## [Exercise objective]
Would you tally how many lines in the records include the word "name"? Reply with the number only.

Web page and app entries

--------------------------------

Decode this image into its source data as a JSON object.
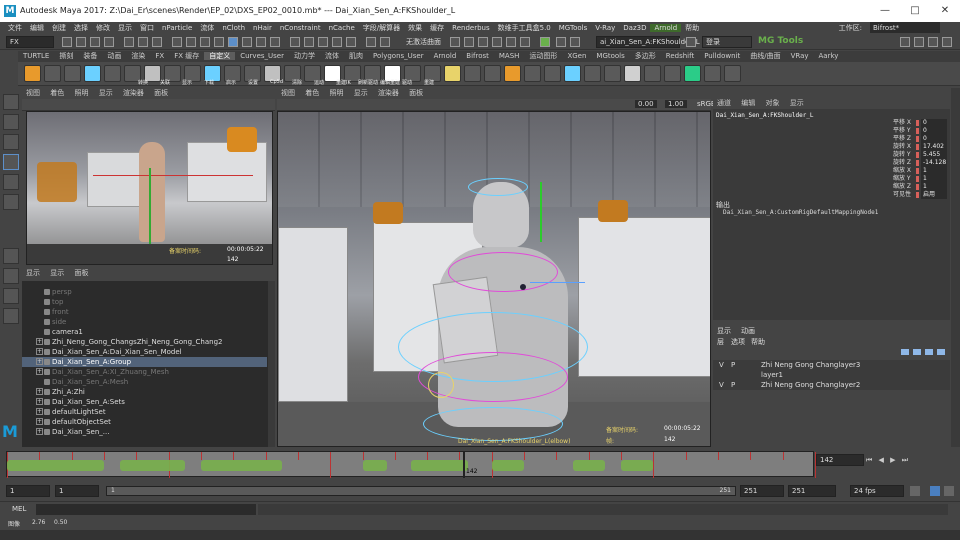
{
  "window": {
    "title": "Autodesk Maya 2017: Z:\\Dai_Er\\scenes\\Render\\EP_02\\DXS_EP02_0010.mb* --- Dai_Xian_Sen_A:FKShoulder_L",
    "logo": "M",
    "controls": [
      "—",
      "□",
      "✕"
    ]
  },
  "menubar": {
    "items": [
      "文件",
      "编辑",
      "创建",
      "选择",
      "修改",
      "显示",
      "窗口",
      "nParticle",
      "流体",
      "nCloth",
      "nHair",
      "nConstraint",
      "nCache",
      "字段/解算器",
      "效果",
      "缓存",
      "Renderbus",
      "数维手工具盒5.0",
      "MGTools",
      "V-Ray",
      "Daz3D",
      "Arnold",
      "帮助"
    ],
    "workspace_label": "工作区:",
    "workspace_value": "Bifrost*"
  },
  "statusline": {
    "mode": "FX",
    "live_surface": "无激活曲面",
    "object_field": "ai_Xian_Sen_A:FKShoulder_L",
    "login": "登录",
    "brand": "MG Tools"
  },
  "shelf": {
    "tabs": [
      "TURTLE",
      "撕刻",
      "装备",
      "动画",
      "渲染",
      "FX",
      "FX 缓存",
      "自定义",
      "Curves_User",
      "动力学",
      "流体",
      "肌肉",
      "Polygons_User",
      "Arnold",
      "Bifrost",
      "MASH",
      "运动图形",
      "XGen",
      "MGtools",
      "多边形",
      "Redshift",
      "Pulldownit",
      "曲线/曲面",
      "VRay",
      "Aarky"
    ],
    "active_tab": "自定义",
    "icon_labels": [
      "转换",
      "关联",
      "显示",
      "下载",
      "启示",
      "设置",
      "Cp5d",
      "清除",
      "运动",
      "重建IK",
      "刷新驱动",
      "编辑重建",
      "驱动",
      "重建"
    ]
  },
  "left_viewport": {
    "menu": [
      "视图",
      "着色",
      "照明",
      "显示",
      "渲染器",
      "面板"
    ],
    "hud": {
      "label": "备案时间码:",
      "timecode": "00:00:05:22",
      "frame": "142"
    }
  },
  "main_viewport": {
    "menu": [
      "视图",
      "着色",
      "照明",
      "显示",
      "渲染器",
      "面板"
    ],
    "exposure": "0.00",
    "gamma": "1.00",
    "color_space": "sRGB",
    "hud": {
      "object": "Dai_Xian_Sen_A:FKShoulder_L(elbow)",
      "label": "备案时间码:",
      "timecode": "00:00:05:22",
      "frame_label": "帧:",
      "frame": "142"
    }
  },
  "outliner": {
    "menu": [
      "显示",
      "显示",
      "面板"
    ],
    "rows": [
      {
        "label": "persp",
        "dim": true,
        "expander": false
      },
      {
        "label": "top",
        "dim": true,
        "expander": false
      },
      {
        "label": "front",
        "dim": true,
        "expander": false
      },
      {
        "label": "side",
        "dim": true,
        "expander": false
      },
      {
        "label": "camera1",
        "dim": false,
        "expander": false
      },
      {
        "label": "Zhi_Neng_Gong_ChangsZhi_Neng_Gong_Chang2",
        "dim": false,
        "expander": true
      },
      {
        "label": "Dai_Xian_Sen_A:Dai_Xian_Sen_Model",
        "dim": false,
        "expander": true
      },
      {
        "label": "Dai_Xian_Sen_A:Group",
        "dim": false,
        "expander": true,
        "selected": true
      },
      {
        "label": "Dai_Xian_Sen_A:XI_Zhuang_Mesh",
        "dim": true,
        "expander": true
      },
      {
        "label": "Dai_Xian_Sen_A:Mesh",
        "dim": true,
        "expander": false
      },
      {
        "label": "Zhi_A:Zhi",
        "dim": false,
        "expander": true
      },
      {
        "label": "Dai_Xian_Sen_A:Sets",
        "dim": false,
        "expander": true
      },
      {
        "label": "defaultLightSet",
        "dim": false,
        "expander": true
      },
      {
        "label": "defaultObjectSet",
        "dim": false,
        "expander": true
      },
      {
        "label": "Dai_Xian_Sen_...",
        "dim": false,
        "expander": true
      }
    ]
  },
  "channelbox": {
    "menu": [
      "通道",
      "编辑",
      "对象",
      "显示"
    ],
    "object": "Dai_Xian_Sen_A:FKShoulder_L",
    "channels": [
      {
        "label": "平移 X",
        "value": "0"
      },
      {
        "label": "平移 Y",
        "value": "0"
      },
      {
        "label": "平移 Z",
        "value": "0"
      },
      {
        "label": "旋转 X",
        "value": "17.402"
      },
      {
        "label": "旋转 Y",
        "value": "5.455"
      },
      {
        "label": "旋转 Z",
        "value": "-14.128"
      },
      {
        "label": "缩放 X",
        "value": "1"
      },
      {
        "label": "缩放 Y",
        "value": "1"
      },
      {
        "label": "缩放 Z",
        "value": "1"
      },
      {
        "label": "可见性",
        "value": "启用"
      }
    ],
    "outputs_label": "输出",
    "output_node": "Dai_Xian_Sen_A:CustomRigDefaultMappingNode1"
  },
  "layer_editor": {
    "tabs": [
      "显示",
      "动画"
    ],
    "menu": [
      "层",
      "选项",
      "帮助"
    ],
    "layers": [
      {
        "v": "V",
        "p": "P",
        "name": "Zhi Neng Gong Changlayer3"
      },
      {
        "v": "",
        "p": "",
        "name": "layer1"
      },
      {
        "v": "V",
        "p": "P",
        "name": "Zhi Neng Gong Changlayer2"
      }
    ]
  },
  "timeslider": {
    "current_frame": "142",
    "current_frame_field": "142",
    "range_start_outer": "1",
    "range_start_inner": "1",
    "range_slider_start": "1",
    "range_slider_end": "251",
    "range_end_inner": "251",
    "range_end_outer": "251",
    "fps": "24 fps",
    "current_frame_norm": 0.564
  },
  "cmdline": {
    "label": "MEL"
  },
  "helpline": {
    "text": "图像",
    "v1": "2.76",
    "v2": "0.50"
  },
  "colors": {
    "accent_green": "#6ab04c",
    "selection_blue": "#52637a",
    "keyframe_red": "#b33333",
    "hud_yellow": "#e8d36a"
  }
}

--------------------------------

## [Solution]
3